How Do You Build Relationships With Other Bloggers?
It’s actually not that hard. The easiest thing to do is to do them a favour.
It’s easiest to start with the up and comers. In some niches you might get noticed by the big names, but in most you’ll be targeting people just like you or who’ve been blogging for a few years.
(You can use the Moz Bar to check domain authority to see how useful backlinks will be, but SEO isn’t everything.)
Here’s the patented Online Passive Income Journey blogger relationship building formula(TM):
- Read through the blog, make some comments, sign up for the mailing list, and follow them on social media. A medium-sized blogger will probably already notice this sort of activity.
- Next, retweet or share some of their social media posts. Maybe comment on their facebook page. You can even direct message them a few times. You’re warming them up for the big one:
- Link to their content on your blog and then tell them that you did it. Just complement them on a great article and then say you linked to it and provide a link back to the article so they can check it out.
You’re being a genuinely nice person, but you’re also playing on two basic human traits: vanity and reciprocity. They will want to check out what you said about them and they’ll feel like your favour should be returned.
That makes it sound a bit like manipulation, but you’re just doing good deeds for the people around you and trusting that the basic goodness of others will mean that good things will flow back to you. And they will.
If you do enough random acts of kindness in your niche, you will be rewarded with camaraderie, tweets, and backlinks.
A Case Study
So let’s look at a concrete example.
I’ve been following a particular podcast for a couple of years. I knew that sailing was related to it, though it wasn’t the direct topic, but I linked to the podcast in my resources page. I then emailed the podcaster and told him about the link and thanked him for all the great inspiration he’s given me over the years.
I was actually completely shocked when he wrote back and suggested he interview me for his podcast. I may or may not have jumped out of bed and done a little dance!
So with this relationship success under my belt, I decided to try to leverage my new-found credibility as an interviewee for the podcast into more relationships.
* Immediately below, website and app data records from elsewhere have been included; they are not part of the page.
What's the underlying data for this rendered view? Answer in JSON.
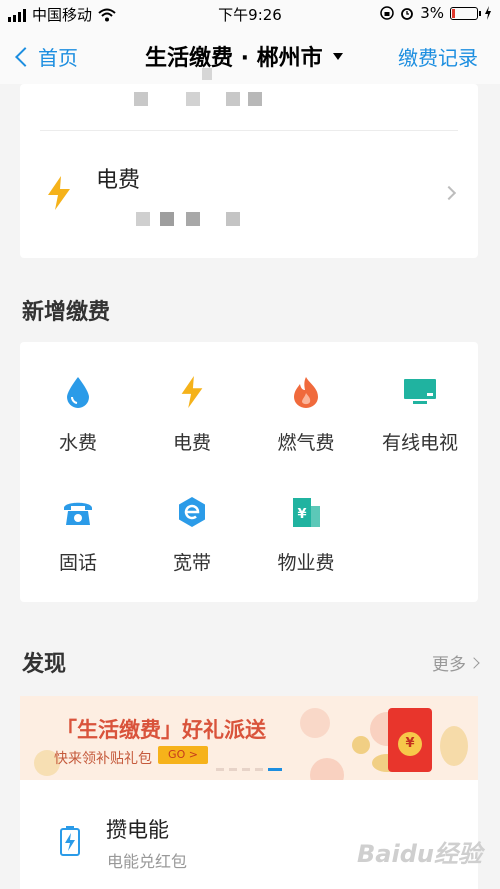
{
  "status_bar": {
    "carrier": "中国移动",
    "time": "下午9:26",
    "battery": "3%"
  },
  "nav": {
    "back_label": "首页",
    "title": "生活缴费 · 郴州市",
    "right_label": "缴费记录"
  },
  "bill": {
    "name": "电费"
  },
  "new_payment": {
    "title": "新增缴费",
    "items": [
      {
        "label": "水费",
        "icon": "water-drop-icon"
      },
      {
        "label": "电费",
        "icon": "lightning-icon"
      },
      {
        "label": "燃气费",
        "icon": "flame-icon"
      },
      {
        "label": "有线电视",
        "icon": "tv-icon"
      },
      {
        "label": "固话",
        "icon": "telephone-icon"
      },
      {
        "label": "宽带",
        "icon": "broadband-icon"
      },
      {
        "label": "物业费",
        "icon": "building-icon"
      }
    ]
  },
  "discover": {
    "title": "发现",
    "more_label": "更多",
    "banner": {
      "title": "「生活缴费」好礼派送",
      "subtitle": "快来领补贴礼包",
      "button": "GO >"
    },
    "promo": {
      "title": "攒电能",
      "subtitle": "电能兑红包"
    }
  },
  "watermark": "Baidu经验",
  "colors": {
    "accent": "#1c8ee0",
    "water": "#2b9be8",
    "lightning": "#f5b21a",
    "flame": "#f06a3c",
    "tv": "#20b3a0",
    "banner_bg": "#fdeee2",
    "banner_red": "#d9533b"
  }
}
The podcast is focused on families, so I wrote a post about sailing with kids to direct people to. As part of the post, I highlighted three cruising families who have large blogs with large traffic.
I contacted each of the three bloggers and told them that I had been interviewed and was putting this post together to help promote family sailing. I said that I wanted to feature their family as role models and asked for permission to use a photograph from their blog (with proper attribution).
All three responded enthusiastically, and when the blog went live I reached back out to them and they promoted the post on their social media accounts.
I played up the interaction on social media with them a bit by acting very star-struck (which I was) and thanking them for promoting the article. This conversation was public, so it gave me great social proof and kept getting the article in front of my and their audiences.
The results? That one post got nearly 1000 page views on its first day and I now have longstanding relationships with three of the biggest bloggers in the family sailing and cruising sub-niche.
Oh, and it was also really fun!
So next time you’re going to link to a post, why not email or direct message the author and see where it can take you?
What tips or stories do you have about making relationships with other bloggers online? Leave a comment and tell us about it!